Disclaimer: That is my perception from what I have heard. It is not based on any first hand or inside knowledge.

Chuck, I’m afraid we’re going to have to ask you to remove your disclaimer from the above post.:smiley:

Many inspectors insert their contract language in the page numbering of the report. Some put it up front and some at the end. Some not at all. It is permitted by TREC Rule and has been allowed for many years.

A consumer complains that contract language is not allowed in the report regarding a $3,000 dispute. They cite various TREC Rules. The consumer appears to be lawyer.
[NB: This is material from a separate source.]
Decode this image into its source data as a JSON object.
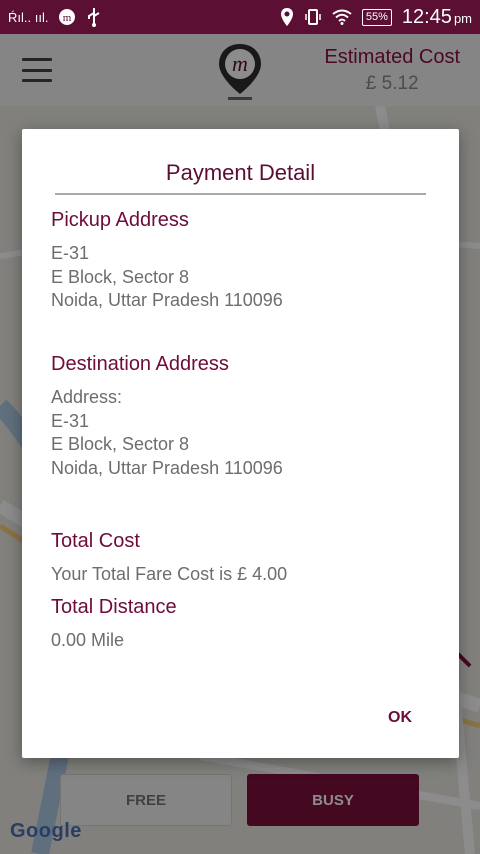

Most of this information is available via Open Records.

The TREC attorneys indicate their displeasure about limits of liability and complaint notification deadlines. They organize an inspector subcommittee meeting before deciding the open complaint. The consensus is contract language is not allowed. The TREC lawyer and inspector committee members label inspectors as “crossing the line”, playing poker with the client”, “slipping it in” and “holding the report hostage until the client signs”.

TREC proposes changing Rule to state “Inspector may not insert contract language including limits of liability in the report”

What is obvious is the bias TREC lawyers have against a limitation of liability. WHOOPS. They jumped the gun. The first line of the promulgated form that has been in use for more than 10 years states:

This property inspection report may include an inspection agreement (contract), addenda, and other information related to property conditions.

Time to spin on it. TREC does not want contract language in the report. They take a different course and make it clear they have no control over contract language. Now they are amending their concern to preventing any and all contract language in the page numbering of the report.

I see TRECs concern from a few perspectives. 1) They do not want to appear to endorse any contract language 2) They don’t want the consumer to feel held hostage. The problem is the inspector does not control the timeline of the contract or option period. Any urgency to get a hold of the report is created outside the control of the inspector. I suggest a compromise. Remove the contract from the page numbering system and add this to the top of the report. It’s in 12 point bold because that is how they want to tell the consumer the inspector cannot put contract language in the report.

The Texas Real Estate Commission advises that the home inspector does not have control over any real estate acquisition timeline that may cause the person relying on this report to be under duress. Some real estate contracts include an “option period” that allows the buyer to cancel, or perhaps renegotiate, the purchase agreement. If you need more time to understand or investigate the home inspection report, any inspection agreement (contract) or addenda consult your real estate agent or attorney before the end of any applicable option period or acquisition of the real estate.